Your provider will tailor your specific treatment plan for you. Below are examples of common treatment pathways for endometrial cancer and pelvic masses.
Endometrial cancer, which occurs in the uterus, is typically diagnosed with a biopsy of the lining of the uterus that is then reviewed by a pathologist. Many patients have this done by their primary care physician or OB/GYN provider. If cancer is found on this biopsy, you will then be referred to a gynecologic oncologist.
Most cancers of the uterus do not require any specific imaging prior to removing the uterus. Some women will be recommended to get a pelvic ultrasound, a computerized tomography (CT) scan, a magnetic resonance imaging (MRI) scan, or even a positron emission tomography (PET) scan. This imaging may be recommended before or after surgery depending on the specific diagnosis.
Hysterectomies are recommended for most women with endometrial cancer. A hysterectomy for endometrial cancer typically involves removing the uterus, cervix, fallopian tubes, ovaries, and lymph nodes. These surgeries are often done laparoscopically (a minimally invasive procedure that requires only small incisions). But sometimes patients do require an open incision. For some women with endometrial cancer there are options other than surgery.
The tumor in your uterus will be screened to see if you may have a genetic condition that put you at a higher risk of getting an endometrial cancer. If your screening test is positive we may recommend that you meet with a genetic counselor and have blood drawn, which can provide more information about your genetic makeup.
Your gynecologic oncologist will present your case to a panel of experts at Norris Cotton Cancer Center, called a tumor board. The tumor board includes gynecologic oncologists, radiation oncologists, pharmacists, and geneticists. The team works together to develop a treatment plan.
You may not require any additional treatment following a hysterectomy, or we may recommend that you have radiation to the top of the vagina (called brachytherapy), whole pelvic radiation, and/or chemotherapy. You may get an offer to participate in a clinical trial.
After you have completed treatments, your gynecologic oncologist will meet with you to come up with an individualized follow-up plan. Most women should undergo pelvic exams with a visual inspection of the top of the vagina at regular intervals.
Pelvic mass/ovarian cancer
Women with a pelvic mass have typically either undergone a transvaginal ultrasound or a CT scan to detect the mass. Some women may also get an MRI scan.
Depending on the exact characteristics of the mass, your gynecologic oncologist may recommend surgically removing the mass. We do not typically biopsy these masses. Rather, we recommend removing the entire mass. Your surgeon may recommend a laparoscopic surgery or a surgery through an open incision.

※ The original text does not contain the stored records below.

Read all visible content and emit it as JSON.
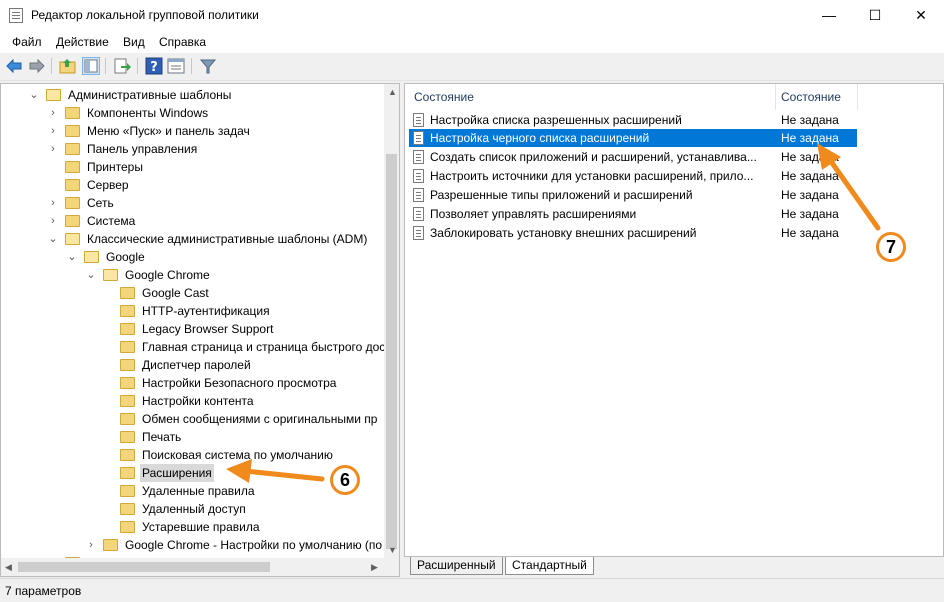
{
  "window": {
    "title": "Редактор локальной групповой политики",
    "controls": {
      "minimize": "—",
      "maximize": "☐",
      "close": "✕"
    }
  },
  "menu": [
    "Файл",
    "Действие",
    "Вид",
    "Справка"
  ],
  "toolbar": {
    "icons": [
      "back-arrow-icon",
      "forward-arrow-icon",
      "up-folder-icon",
      "show-hide-tree-icon",
      "export-list-icon",
      "help-icon",
      "properties-icon",
      "filter-icon"
    ]
  },
  "tree": {
    "items": [
      {
        "label": "Административные шаблоны",
        "expander": "⌄"
      },
      {
        "label": "Компоненты Windows",
        "expander": "›"
      },
      {
        "label": "Меню «Пуск» и панель задач",
        "expander": "›"
      },
      {
        "label": "Панель управления",
        "expander": "›"
      },
      {
        "label": "Принтеры",
        "expander": ""
      },
      {
        "label": "Сервер",
        "expander": ""
      },
      {
        "label": "Сеть",
        "expander": "›"
      },
      {
        "label": "Система",
        "expander": "›"
      },
      {
        "label": "Классические административные шаблоны (ADM)",
        "expander": "⌄"
      },
      {
        "label": "Google",
        "expander": "⌄"
      },
      {
        "label": "Google Chrome",
        "expander": "⌄"
      },
      {
        "label": "Google Cast",
        "expander": ""
      },
      {
        "label": "HTTP-аутентификация",
        "expander": ""
      },
      {
        "label": "Legacy Browser Support",
        "expander": ""
      },
      {
        "label": "Главная страница и страница быстрого дост",
        "expander": ""
      },
      {
        "label": "Диспетчер паролей",
        "expander": ""
      },
      {
        "label": "Настройки Безопасного просмотра",
        "expander": ""
      },
      {
        "label": "Настройки контента",
        "expander": ""
      },
      {
        "label": "Обмен сообщениями с оригинальными пр",
        "expander": ""
      },
      {
        "label": "Печать",
        "expander": ""
      },
      {
        "label": "Поисковая система по умолчанию",
        "expander": ""
      },
      {
        "label": "Расширения",
        "expander": ""
      },
      {
        "label": "Удаленные правила",
        "expander": ""
      },
      {
        "label": "Удаленный доступ",
        "expander": ""
      },
      {
        "label": "Устаревшие правила",
        "expander": ""
      },
      {
        "label": "Google Chrome - Настройки по умолчанию (по",
        "expander": "›"
      }
    ],
    "selected_index": 21
  },
  "settings": {
    "columns": [
      "Состояние",
      "Состояние"
    ],
    "rows": [
      {
        "name": "Настройка списка разрешенных расширений",
        "state": "Не задана"
      },
      {
        "name": "Настройка черного списка расширений",
        "state": "Не задана"
      },
      {
        "name": "Создать список приложений и расширений, устанавлива...",
        "state": "Не задана"
      },
      {
        "name": "Настроить источники для установки расширений, прило...",
        "state": "Не задана"
      },
      {
        "name": "Разрешенные типы приложений и расширений",
        "state": "Не задана"
      },
      {
        "name": "Позволяет управлять расширениями",
        "state": "Не задана"
      },
      {
        "name": "Заблокировать установку внешних расширений",
        "state": "Не задана"
      }
    ],
    "selected_index": 1
  },
  "tabs": [
    "Расширенный",
    "Стандартный"
  ],
  "active_tab": "Стандартный",
  "status": "7 параметров",
  "annotations": {
    "callout_tree": "6",
    "callout_list": "7",
    "color": "#f08a1c"
  },
  "colors": {
    "selection": "#0078d7",
    "tree_selection": "#d9d9d9"
  }
}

Once the mass is removed, it is sent to the pathologist who looks at the specimen under the microscope. If there is cancer present, you may require additional surgery. This can often be completed in one surgery. Some women may have ovarian cancer that has spread to other organs prior to surgery. In this case, your doctor can safely recommend a biopsy before any treatments to confirm a diagnosis.
Your gynecologic oncologist presents your case to the tumor board. The team works together to develop a treatment plan. If you have an ovarian cancer, you will likely undergo chemotherapy.
Chemotherapy is recommended for most women with ovarian cancer. In women diagnosed with metastatic ovarian cancer (cancer that has spread to other organs), your doctor may recommend chemotherapy before surgery. Clinical trials may be offered as an option.
Genetic testing is recommended for all women with ovarian cancer. Your provider will offer you a referral to a genetic counselor who reviews the available tests and the meaning of possible results. Genetic testing is often covered by insurance.
After you complete treatments, your gynecologic oncologist will meet with you to come up with a follow-up or surveillance plan tailored to your needs. Pelvic exams at regular intervals are recommended for most women. Some women may also be candidates for maintenance therapies.